Federal and state lawmakers recently called for legislation to help people in low-income neighborhoods get better access to fresh vegetables and other healthy foods.
Four so-called “food deserts” exist within Chesterfield County, according to a 2017 map from the U.S. Department of Agriculture’s Economic Research Service.
Although county officials say that food deserts exist in the county, they believe the issue has been exaggerated.
Deputy county administrator Bill Dupler said that, although Chesterfield has some rural and urban areas, much of the county is suburban, so the rural and urban designations that the USDA used to create the map don’t fit the county.
The federal agency defines a food desert as an urban place that is more than 1 mile from a large grocery store that sells fresh meats, vegetables and dairy products, or a rural area that is more than 10 miles from such a grocery.
In addition, county revitalization manager Carl Schlaudt said the USDA map doesn’t factor in smaller neighborhood markets. Dupler cited two examples of Latino markets near Jefferson Davis Highway – Nuevo Amanecer, 6515 Jefferson Davis Hwy., and Grand Amanecer, 9645 Jefferson Davis Hwy.
Schlaudt said that if any portion of a census tract is considered “low-income,” the USDA counts the entire tract area as low-income. A census tract can vary in size and represents 2,000 to 7,000 people, he said. The effect is that the entire census tract can be counted as being in a food desert even if only a portion of it is.

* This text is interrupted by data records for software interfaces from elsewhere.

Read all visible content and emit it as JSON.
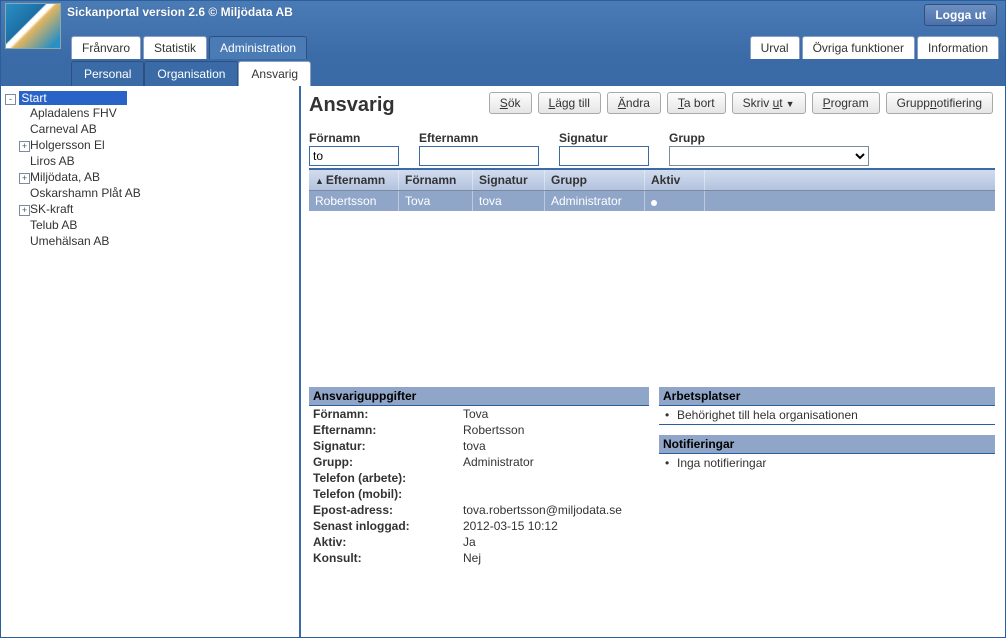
{
  "header": {
    "title": "Sickanportal version 2.6   © Miljödata AB",
    "logout": "Logga ut"
  },
  "top_tabs_left": [
    {
      "label": "Frånvaro",
      "active": false
    },
    {
      "label": "Statistik",
      "active": false
    },
    {
      "label": "Administration",
      "active": true
    }
  ],
  "top_tabs_right": [
    {
      "label": "Urval"
    },
    {
      "label": "Övriga funktioner"
    },
    {
      "label": "Information"
    }
  ],
  "sub_tabs": [
    {
      "label": "Personal",
      "active": false
    },
    {
      "label": "Organisation",
      "active": false
    },
    {
      "label": "Ansvarig",
      "active": true
    }
  ],
  "tree": {
    "root": {
      "label": "Start",
      "expander": "-",
      "selected": true
    },
    "children": [
      {
        "label": "Apladalens FHV",
        "expander": null
      },
      {
        "label": "Carneval AB",
        "expander": null
      },
      {
        "label": "Holgersson El",
        "expander": "+"
      },
      {
        "label": "Liros AB",
        "expander": null
      },
      {
        "label": "Miljödata, AB",
        "expander": "+"
      },
      {
        "label": "Oskarshamn Plåt AB",
        "expander": null
      },
      {
        "label": "SK-kraft",
        "expander": "+"
      },
      {
        "label": "Telub AB",
        "expander": null
      },
      {
        "label": "Umehälsan AB",
        "expander": null
      }
    ]
  },
  "page": {
    "title": "Ansvarig"
  },
  "toolbar": {
    "sok": "Sök",
    "lagg_till": "Lägg till",
    "andra": "Ändra",
    "ta_bort": "Ta bort",
    "skriv_ut": "Skriv ut",
    "program": "Program",
    "gruppnotifiering": "Gruppnotifiering"
  },
  "filters": {
    "fornamn_label": "Förnamn",
    "fornamn_value": "to",
    "efternamn_label": "Efternamn",
    "efternamn_value": "",
    "signatur_label": "Signatur",
    "signatur_value": "",
    "grupp_label": "Grupp",
    "grupp_value": ""
  },
  "grid": {
    "columns": {
      "efternamn": "Efternamn",
      "fornamn": "Förnamn",
      "signatur": "Signatur",
      "grupp": "Grupp",
      "aktiv": "Aktiv"
    },
    "rows": [
      {
        "efternamn": "Robertsson",
        "fornamn": "Tova",
        "signatur": "tova",
        "grupp": "Administrator",
        "aktiv": true
      }
    ]
  },
  "details_left": {
    "heading": "Ansvariguppgifter",
    "items": {
      "fornamn_k": "Förnamn:",
      "fornamn_v": "Tova",
      "efternamn_k": "Efternamn:",
      "efternamn_v": "Robertsson",
      "signatur_k": "Signatur:",
      "signatur_v": "tova",
      "grupp_k": "Grupp:",
      "grupp_v": "Administrator",
      "tel_arbete_k": "Telefon (arbete):",
      "tel_arbete_v": "",
      "tel_mobil_k": "Telefon (mobil):",
      "tel_mobil_v": "",
      "epost_k": "Epost-adress:",
      "epost_v": "tova.robertsson@miljodata.se",
      "senast_k": "Senast inloggad:",
      "senast_v": "2012-03-15 10:12",
      "aktiv_k": "Aktiv:",
      "aktiv_v": "Ja",
      "konsult_k": "Konsult:",
      "konsult_v": "Nej"
    }
  },
  "details_right": {
    "arbetsplatser_heading": "Arbetsplatser",
    "arbetsplatser_item": "Behörighet till hela organisationen",
    "notifieringar_heading": "Notifieringar",
    "notifieringar_item": "Inga notifieringar"
  }
}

“There’s a whole lot more to the picture than what they’re painting,” Dupler said.
One of the food deserts on the USDA map is located southeast of 7000 Iron Bridge Road, where a Walmart Neighborhood Market store closed March 29.
That area is a food desert, Dupler said, adding that the store was open for three years but apparently didn’t do enough business to cover the store’s expenses.
“People were not doing full-scale shopping there, but were using it for quick stops,” he said, noting that the store was 6.2 miles north of a Walmart Supercenter at 12000 Iron Bridge Road.
The Chesterfield Economic Development Authority oversees a technology zone program that provides waivers, rebates or exemptions of various fees and taxes for up to five years for businesses that build or expand in five areas, including the Jefferson Davis, Meadowbrook/Meadowdale, Walthall, Hull Street Road or Midlothian Turnpike areas.
The county also offers a partial tax exemption for 15 years for renovated structures that are no more than 25 years old. The rehabilitation, renovation or replacement must increase the property’s assessed value by at least 10 percent.
The Tax Cut and Jobs Act of 2017 created Opportunity Zones to increase investment in “economically distressed” communities. The program provides capital gains tax reductions for investments within designated low-income census tracts. A map provided by the U.S. Treasury Department shows Opportunity Zones in the Bensley area north of Route 288, west of Interstate 95 and in Ettrick.
Since 2000, federal law has allowed for New Market Tax Credits, which provide tax credits ranging from 5 percent of the investment in the first three years and 6 percent in the remaining four years in designated areas. Several NMTC areas are located in Chesterfield.
Recently, Virginia’s U.S. Sen. John Warner and U.S. Rep. Donald McEachin, both Democrats, co-sponsored legislation — the Healthy Food Access for All Americans Act — that would provide tax credits and grants to grocery stores, food banks and other organizations that provide healthy foods in underserved communities. Entities would undergo a certification process to qualify for financial assistance.
Under the proposal, businesses would apply for certification as special access food providers. A certified store that opens in a food desert could receive a one-time 15-percent tax credit. Businesses that have been remodeled or rehabilitated to qualify as grocery stores would receive a one-time tax credit of 10 percent.
During this year’s Virginia legislative session, a bill to provide funding for the construction, rehabilitation and expansion of grocery stores unanimously passed the Senate but died in the House of Delegates.
Sponsored by Sen. Bill Stanley, R-Franklin, and Sen. Rosalyn Dance, D-Petersburg, SB999 would have established the Virginia Grocery Investment Fund and provided $5 million to help approved food providers in underserved communities.